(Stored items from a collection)
=-=-=-=-=

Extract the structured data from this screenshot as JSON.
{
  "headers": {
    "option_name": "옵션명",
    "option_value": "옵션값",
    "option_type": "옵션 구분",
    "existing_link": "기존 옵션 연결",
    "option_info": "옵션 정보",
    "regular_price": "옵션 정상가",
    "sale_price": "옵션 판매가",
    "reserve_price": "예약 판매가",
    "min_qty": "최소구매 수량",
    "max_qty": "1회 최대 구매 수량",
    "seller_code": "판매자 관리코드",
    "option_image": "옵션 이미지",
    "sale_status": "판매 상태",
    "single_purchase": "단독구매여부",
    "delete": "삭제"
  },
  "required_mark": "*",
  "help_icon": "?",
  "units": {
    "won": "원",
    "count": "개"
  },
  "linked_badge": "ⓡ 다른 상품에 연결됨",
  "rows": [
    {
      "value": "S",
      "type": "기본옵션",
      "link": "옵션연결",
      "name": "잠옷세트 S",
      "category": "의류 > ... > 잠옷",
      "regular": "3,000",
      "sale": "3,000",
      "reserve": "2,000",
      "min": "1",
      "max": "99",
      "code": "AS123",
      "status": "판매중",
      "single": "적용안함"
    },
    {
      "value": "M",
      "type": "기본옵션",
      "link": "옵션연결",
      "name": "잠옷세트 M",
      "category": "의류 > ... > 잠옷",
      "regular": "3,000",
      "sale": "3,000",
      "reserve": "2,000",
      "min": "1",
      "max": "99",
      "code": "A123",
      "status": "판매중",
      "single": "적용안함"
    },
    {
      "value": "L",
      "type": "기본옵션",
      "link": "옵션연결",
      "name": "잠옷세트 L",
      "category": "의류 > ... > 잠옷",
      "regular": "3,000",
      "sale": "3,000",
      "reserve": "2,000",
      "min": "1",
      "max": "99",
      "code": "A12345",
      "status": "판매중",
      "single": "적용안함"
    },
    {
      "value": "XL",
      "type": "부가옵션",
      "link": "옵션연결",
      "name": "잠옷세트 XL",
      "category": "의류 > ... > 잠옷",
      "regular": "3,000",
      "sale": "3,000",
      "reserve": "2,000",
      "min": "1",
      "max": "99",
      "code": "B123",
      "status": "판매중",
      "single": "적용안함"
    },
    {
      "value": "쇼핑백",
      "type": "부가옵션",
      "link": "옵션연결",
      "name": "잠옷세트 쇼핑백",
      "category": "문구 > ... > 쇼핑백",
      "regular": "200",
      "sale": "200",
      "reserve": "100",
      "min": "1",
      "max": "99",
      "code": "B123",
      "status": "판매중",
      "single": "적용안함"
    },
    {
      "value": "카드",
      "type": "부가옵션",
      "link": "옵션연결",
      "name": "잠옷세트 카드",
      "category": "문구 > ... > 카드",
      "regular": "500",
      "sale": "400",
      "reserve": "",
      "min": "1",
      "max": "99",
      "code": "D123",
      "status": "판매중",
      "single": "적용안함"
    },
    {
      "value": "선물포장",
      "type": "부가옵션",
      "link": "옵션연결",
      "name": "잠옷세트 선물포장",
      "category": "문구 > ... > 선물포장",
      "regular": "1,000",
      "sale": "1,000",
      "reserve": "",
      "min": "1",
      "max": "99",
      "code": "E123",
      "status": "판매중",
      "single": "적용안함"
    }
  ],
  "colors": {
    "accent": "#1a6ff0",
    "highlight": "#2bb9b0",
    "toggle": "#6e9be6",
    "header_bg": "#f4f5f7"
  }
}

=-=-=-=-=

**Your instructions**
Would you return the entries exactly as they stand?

**Answer to the exercise**
Extract the structured data from this screenshot as JSON.
{
  "headers": {
    "option_name": "옵션명",
    "option_value": "옵션값",
    "option_type": "옵션 구분",
    "existing_link": "기존 옵션 연결",
    "option_info": "옵션 정보",
    "regular_price": "옵션 정상가",
    "sale_price": "옵션 판매가",
    "reserve_price": "예약 판매가",
    "min_qty": "최소구매 수량",
    "max_qty": "1회 최대 구매 수량",
    "seller_code": "판매자 관리코드",
    "option_image": "옵션 이미지",
    "sale_status": "판매 상태",
    "single_purchase": "단독구매여부",
    "delete": "삭제"
  },
  "required_mark": "*",
  "help_icon": "?",
  "units": {
    "won": "원",
    "count": "개"
  },
  "linked_badge": "ⓡ 다른 상품에 연결됨",
  "rows": [
    {
      "value": "S",
      "type": "기본옵션",
      "link": "옵션연결",
      "name": "잠옷세트 S",
      "category": "의류 > ... > 잠옷",
      "regular": "3,000",
      "sale": "3,000",
      "reserve": "2,000",
      "min": "1",
      "max": "99",
      "code": "AS123",
      "status": "판매중",
      "single": "적용안함"
    },
    {
      "value": "M",
      "type": "기본옵션",
      "link": "옵션연결",
      "name": "잠옷세트 M",
      "category": "의류 > ... > 잠옷",
      "regular": "3,000",
      "sale": "3,000",
      "reserve": "2,000",
      "min": "1",
      "max": "99",
      "code": "A123",
      "status": "판매중",
      "single": "적용안함"
    },
    {
      "value": "L",
      "type": "기본옵션",
      "link": "옵션연결",
      "name": "잠옷세트 L",
      "category": "의류 > ... > 잠옷",
      "regular": "3,000",
      "sale": "3,000",
      "reserve": "2,000",
      "min": "1",
      "max": "99",
      "code": "A12345",
      "status": "판매중",
      "single": "적용안함"
    },
    {
      "value": "XL",
      "type": "부가옵션",
      "link": "옵션연결",
      "name": "잠옷세트 XL",
      "category": "의류 > ... > 잠옷",
      "regular": "3,000",
      "sale": "3,000",
      "reserve": "2,000",
      "min": "1",
      "max": "99",
      "code": "B123",
      "status": "판매중",
      "single": "적용안함"
    },
    {
      "value": "쇼핑백",
      "type": "부가옵션",
      "link": "옵션연결",
      "name": "잠옷세트 쇼핑백",
      "category": "문구 > ... > 쇼핑백",
      "regular": "200",
      "sale": "200",
      "reserve": "100",
      "min": "1",
      "max": "99",
      "code": "B123",
      "status": "판매중",
      "single": "적용안함"
    },
    {
      "value": "카드",
      "type": "부가옵션",
      "link": "옵션연결",
      "name": "잠옷세트 카드",
      "category": "문구 > ... > 카드",
      "regular": "500",
      "sale": "400",
      "reserve": "",
      "min": "1",
      "max": "99",
      "code": "D123",
      "status": "판매중",
      "single": "적용안함"
    },
    {
      "value": "선물포장",
      "type": "부가옵션",
      "link": "옵션연결",
      "name": "잠옷세트 선물포장",
      "category": "문구 > ... > 선물포장",
      "regular": "1,000",
      "sale": "1,000",
      "reserve": "",
      "min": "1",
      "max": "99",
      "code": "E123",
      "status": "판매중",
      "single": "적용안함"
    }
  ],
  "colors": {
    "accent": "#1a6ff0",
    "highlight": "#2bb9b0",
    "toggle": "#6e9be6",
    "header_bg": "#f4f5f7"
  }
}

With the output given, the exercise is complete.